Vaccination against COVID-19 works. So far, only 0.06% of people have contracted the disease two weeks after having received the second dose
Data held by the Ministry of Health and the Institute of Health Information and Statistics shows that vaccination against COVID-19 is very effective in protecting people against subsequently contracting the disease, in particular against a severe course of the disease. Only 4,030 cases of infection have so far been registered after the application of the 2nd dose in 3,868,252 people who have been vaccinated. Fourteen days after application of the second dose, infection was only proven in 0.06% of people who have been vaccinated with both doses.
“The data clearly shows how important vaccination is. The likelihood of becoming infected after vaccination drops fundamentally and in particular reduces the likelihood of experiencing a severe course of the COVID-19 disease. The number of people who contracted the disease after vaccination represents an extremely negligible share of all newly confirmed cases of the disease,” said Adam Vojtěch, Minister of Health. The need for hospitalisation in the event of a mild course of the disease was reported in only approx. 0.01% of people who have been vaccinated 14 days after the 2nd dose, the number of people who suffered a severe course of the disease was even less.
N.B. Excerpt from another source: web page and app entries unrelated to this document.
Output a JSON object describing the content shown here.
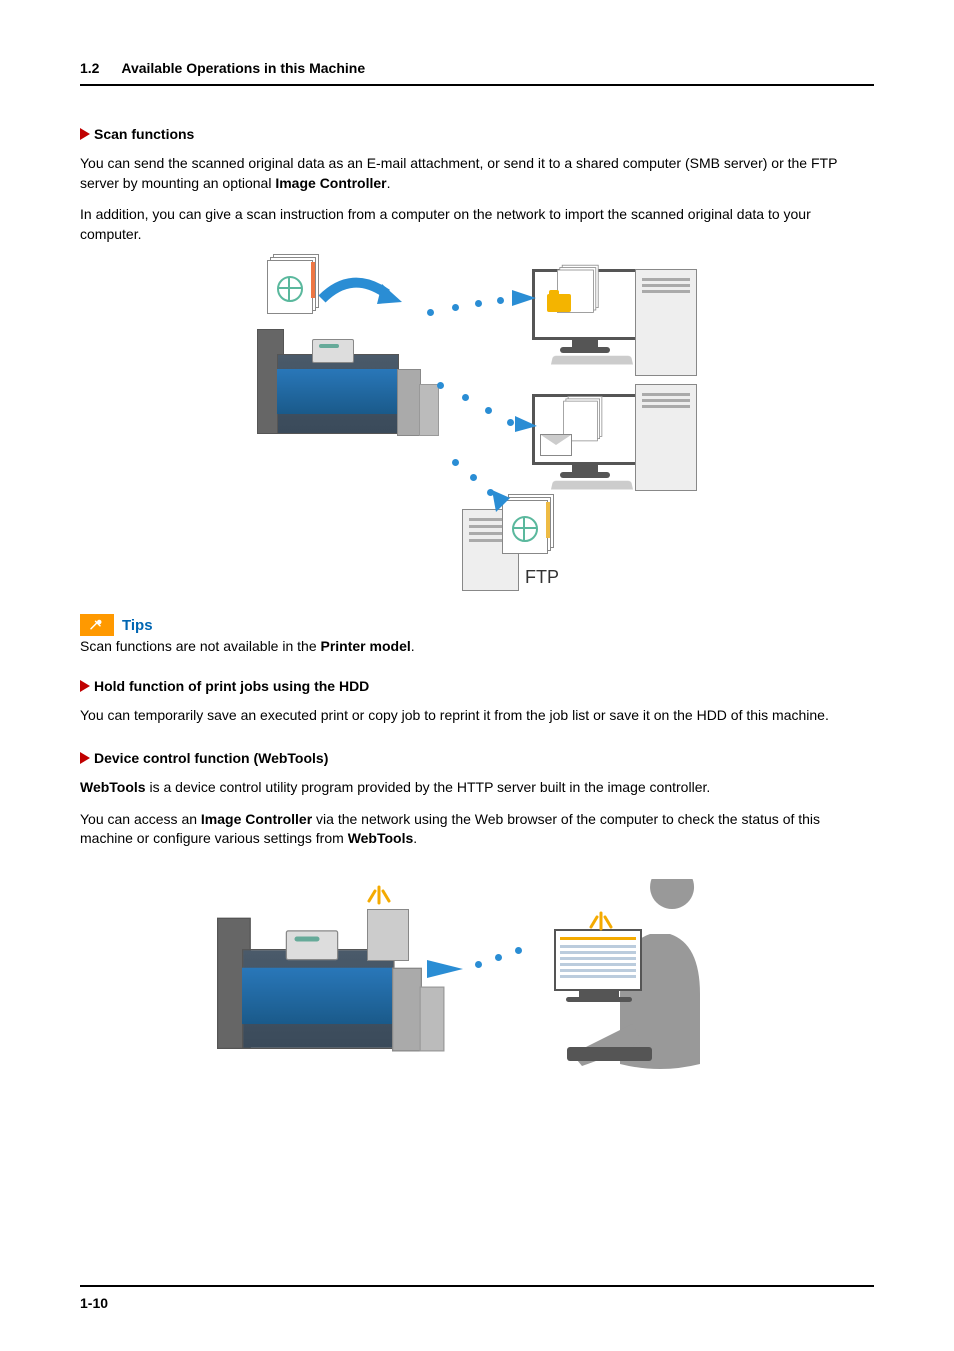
{
  "header": {
    "section_num": "1.2",
    "section_title": "Available Operations in this Machine"
  },
  "sections": {
    "scan": {
      "heading": "Scan functions",
      "p1a": "You can send the scanned original data as an E-mail attachment, or send it to a shared computer (SMB server) or the FTP server by mounting an optional ",
      "p1b": "Image Controller",
      "p1c": ".",
      "p2": "In addition, you can give a scan instruction from a computer on the network to import the scanned original data to your computer.",
      "ftp_label": "FTP"
    },
    "tips": {
      "label": "Tips",
      "text_a": "Scan functions are not available in the ",
      "text_b": "Printer model",
      "text_c": "."
    },
    "hold": {
      "heading": "Hold function of print jobs using the HDD",
      "p1": "You can temporarily save an executed print or copy job to reprint it from the job list or save it on the HDD of this machine."
    },
    "webtools": {
      "heading": "Device control function (WebTools)",
      "p1a": "WebTools",
      "p1b": " is a device control utility program provided by the HTTP server built in the image controller.",
      "p2a": "You can access an ",
      "p2b": "Image Controller",
      "p2c": " via the network using the Web browser of the computer to check the status of this machine or configure various settings from ",
      "p2d": "WebTools",
      "p2e": "."
    }
  },
  "footer": {
    "page_num": "1-10"
  }
}
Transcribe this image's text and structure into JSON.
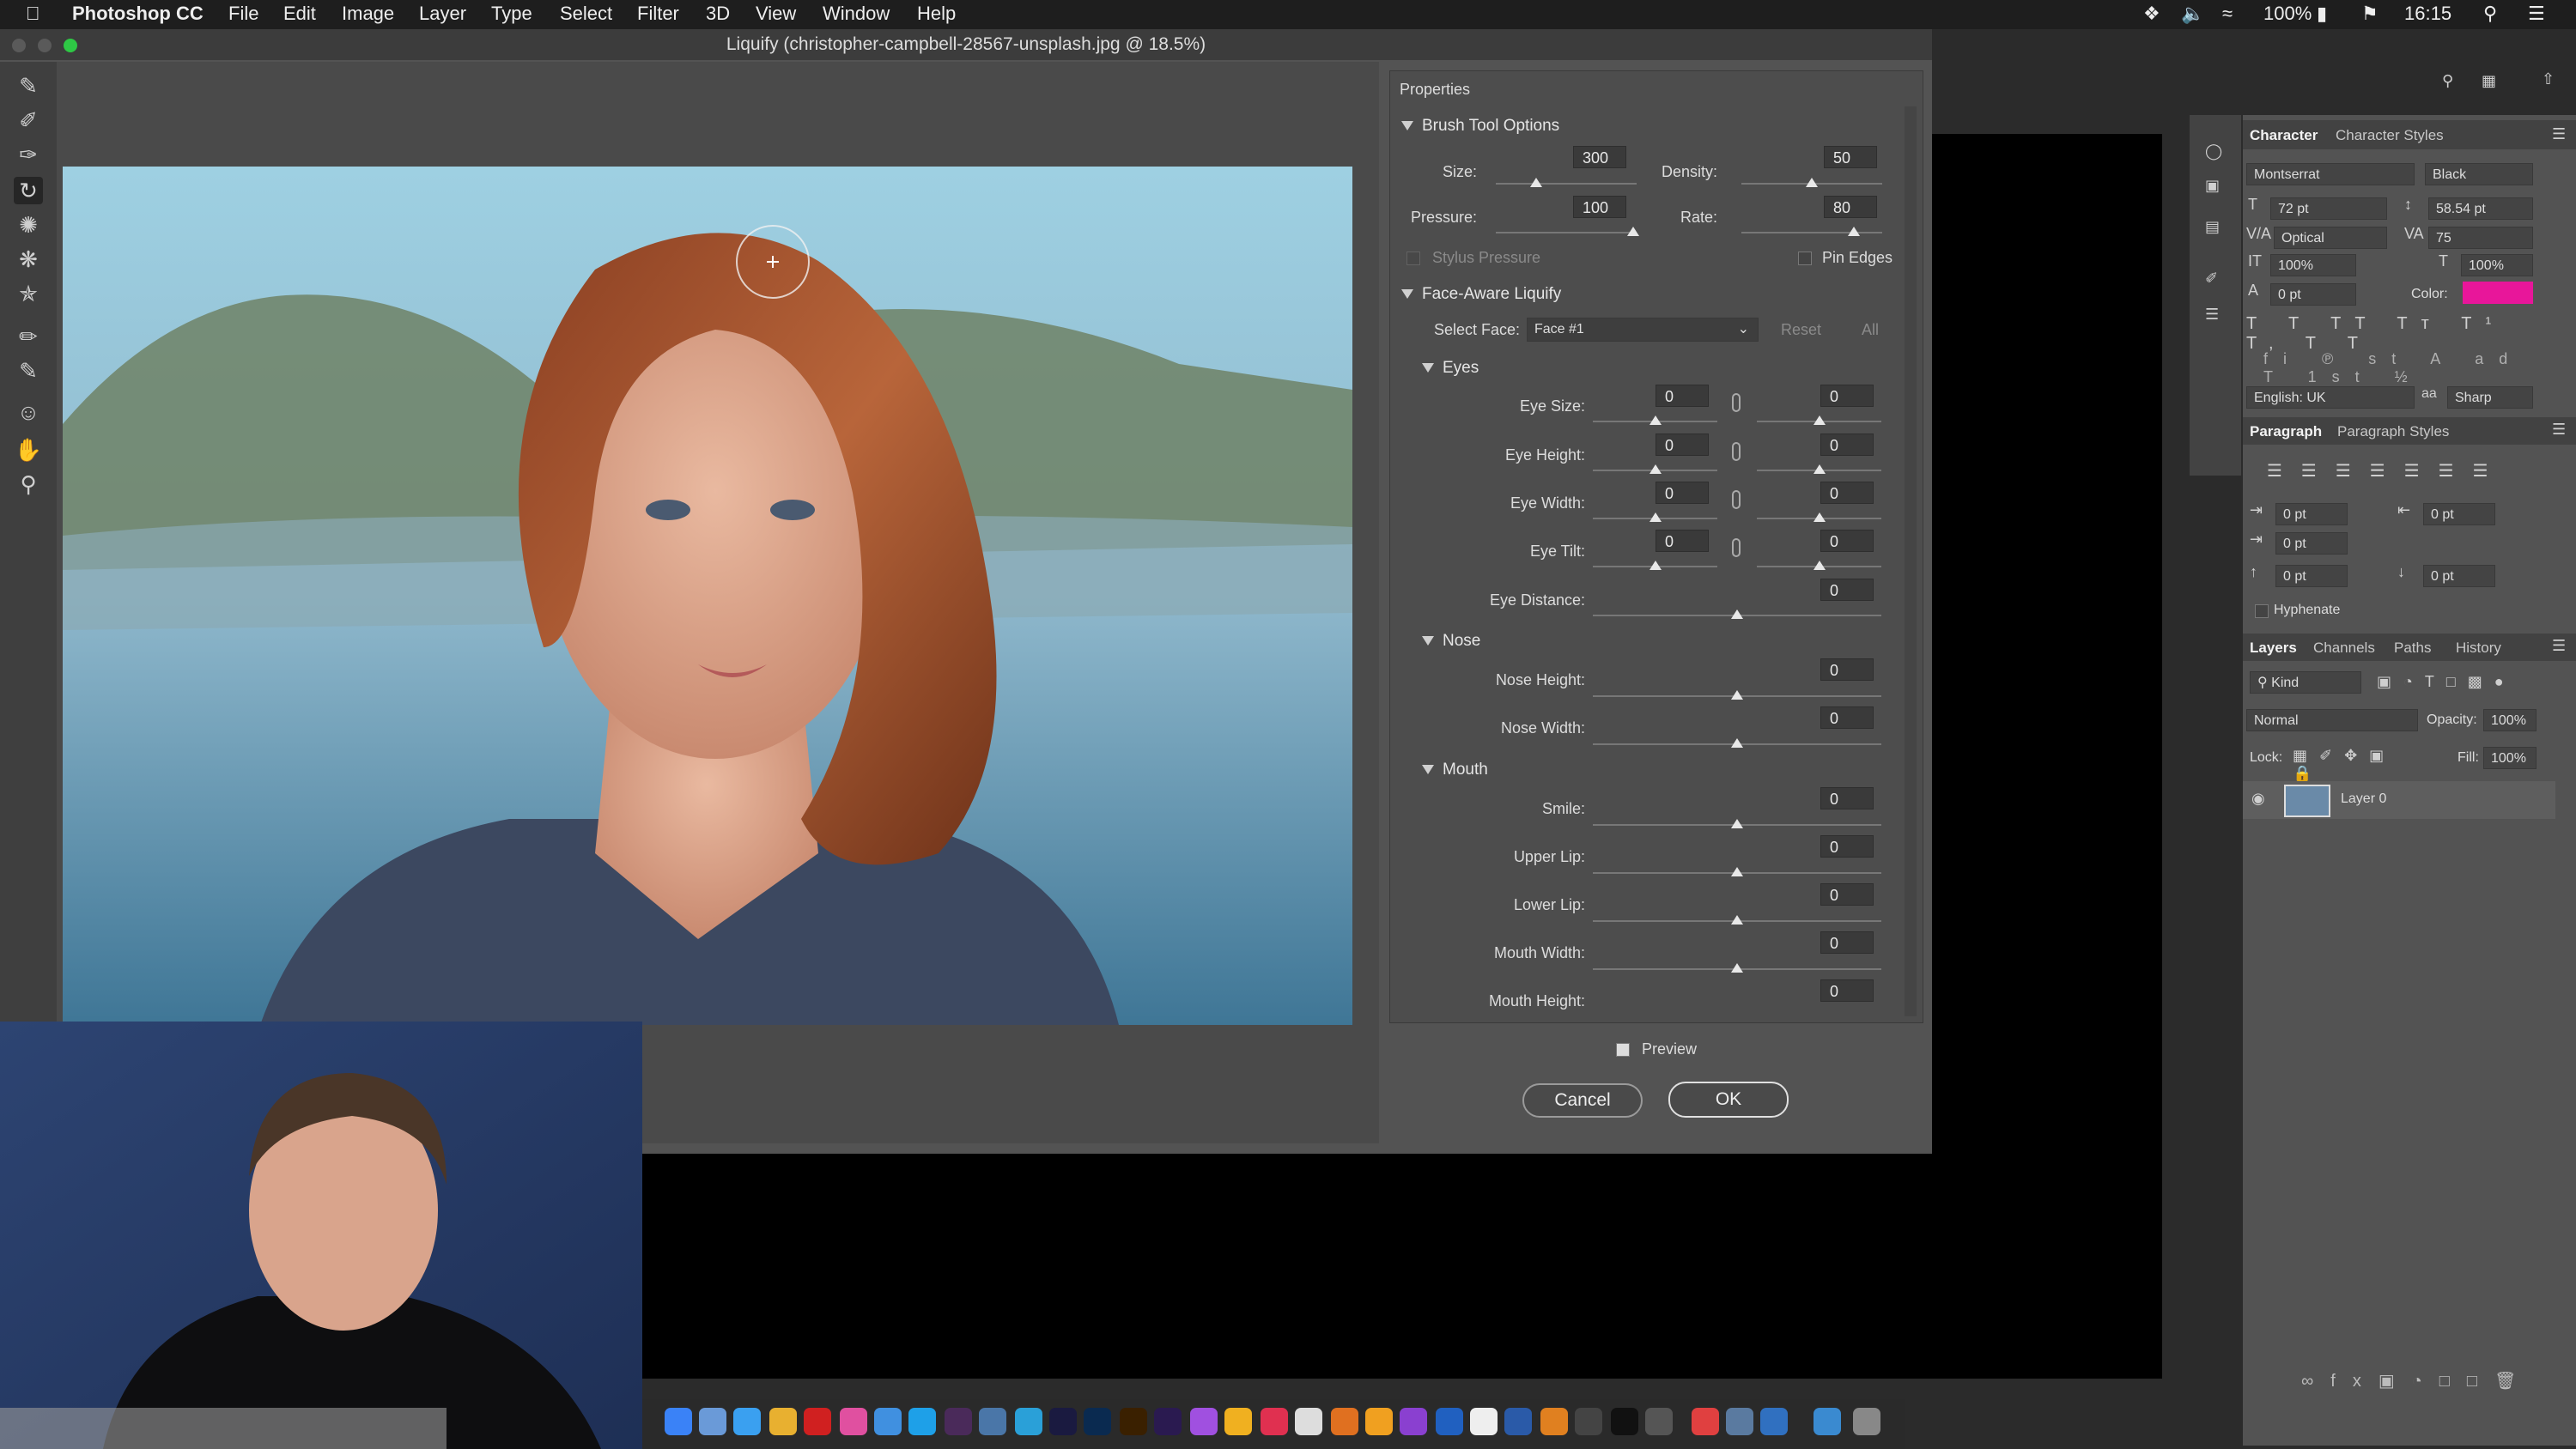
{
  "menubar": {
    "app": "Photoshop CC",
    "items": [
      "File",
      "Edit",
      "Image",
      "Layer",
      "Type",
      "Select",
      "Filter",
      "3D",
      "View",
      "Window",
      "Help"
    ],
    "status": {
      "battery": "100%",
      "time": "16:15"
    }
  },
  "dialog": {
    "title": "Liquify (christopher-campbell-28567-unsplash.jpg @ 18.5%)",
    "properties_title": "Properties",
    "brush": {
      "header": "Brush Tool Options",
      "size_label": "Size:",
      "size": "300",
      "density_label": "Density:",
      "density": "50",
      "pressure_label": "Pressure:",
      "pressure": "100",
      "rate_label": "Rate:",
      "rate": "80",
      "stylus_label": "Stylus Pressure",
      "pin_label": "Pin Edges"
    },
    "face": {
      "header": "Face-Aware Liquify",
      "select_label": "Select Face:",
      "select_value": "Face #1",
      "reset": "Reset",
      "all": "All",
      "eyes": {
        "header": "Eyes",
        "rows": [
          {
            "label": "Eye Size:",
            "left": "0",
            "right": "0"
          },
          {
            "label": "Eye Height:",
            "left": "0",
            "right": "0"
          },
          {
            "label": "Eye Width:",
            "left": "0",
            "right": "0"
          },
          {
            "label": "Eye Tilt:",
            "left": "0",
            "right": "0"
          }
        ],
        "distance_label": "Eye Distance:",
        "distance": "0"
      },
      "nose": {
        "header": "Nose",
        "rows": [
          {
            "label": "Nose Height:",
            "value": "0"
          },
          {
            "label": "Nose Width:",
            "value": "0"
          }
        ]
      },
      "mouth": {
        "header": "Mouth",
        "rows": [
          {
            "label": "Smile:",
            "value": "0"
          },
          {
            "label": "Upper Lip:",
            "value": "0"
          },
          {
            "label": "Lower Lip:",
            "value": "0"
          },
          {
            "label": "Mouth Width:",
            "value": "0"
          },
          {
            "label": "Mouth Height:",
            "value": "0"
          }
        ]
      }
    },
    "preview_label": "Preview",
    "cancel": "Cancel",
    "ok": "OK"
  },
  "character": {
    "tabs": [
      "Character",
      "Character Styles"
    ],
    "font": "Montserrat",
    "style": "Black",
    "size": "72 pt",
    "leading": "58.54 pt",
    "kerning": "Optical",
    "tracking": "75",
    "vscale": "100%",
    "hscale": "100%",
    "baseline": "0 pt",
    "color_label": "Color:",
    "color": "#e8169a",
    "language": "English: UK",
    "aa": "Sharp"
  },
  "paragraph": {
    "tabs": [
      "Paragraph",
      "Paragraph Styles"
    ],
    "indent_left": "0 pt",
    "indent_right": "0 pt",
    "indent_first": "0 pt",
    "space_before": "0 pt",
    "space_after": "0 pt",
    "hyphenate": "Hyphenate"
  },
  "layers": {
    "tabs": [
      "Layers",
      "Channels",
      "Paths",
      "History"
    ],
    "kind": "Kind",
    "blend": "Normal",
    "opacity_label": "Opacity:",
    "opacity": "100%",
    "lock_label": "Lock:",
    "fill_label": "Fill:",
    "fill": "100%",
    "layer_name": "Layer 0"
  }
}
No vaccine can protect 100% of the population. However, data does clearly show that the number of people who do contract the disease as compared to the number of people vaccinated are very small fractions of a percent. If the infection occurs before or shortly after vaccination, the vaccination cannot yet protect the person. “We can see in the data that a large proportion of infections detected after vaccination occurred very soon after vaccination. This means that they occurred in the window of time when the vaccinated person could not yet be protected,” explained Ladislav Dušek, Director of the Institute of Health Information and Statistics. However, even including these infections detected shortly after vaccination, only 1.59% of the cases occurred after the first dose and 0.10% after the second dose. This is one of the reasons why the Ministry of Health has set a deadline of 14 days after the date of the second dose of vaccination for a person to be deemed infection-free.
“Apart from the general population, healthcare workers are also an ideal group for monitoring the risk of infection after vaccination. This is the occupational group with the highest vaccination rate (more than 70%), exposed to the disease during the course of their work and at the same time a group which is very closely monitored. And it is precisely among healthcare workers that we are seeing an extremely marked reduction in the number of infections after the 2nd dose. From the group of 272,824 healthcare workers monitored, only 0.18% of them tested positive after having received it,” emphasised Ladislav Dušek.
Progress in vaccination has also resulted in a substantial reduction in the burden on hospitals. The numbers of hospitalised patients have been at a minimum for several weeks now and the available bed capacity, including ICU beds, is increasing. To date, there are 25 people hospitalised with COVID-19, of which 8 are in the ICU.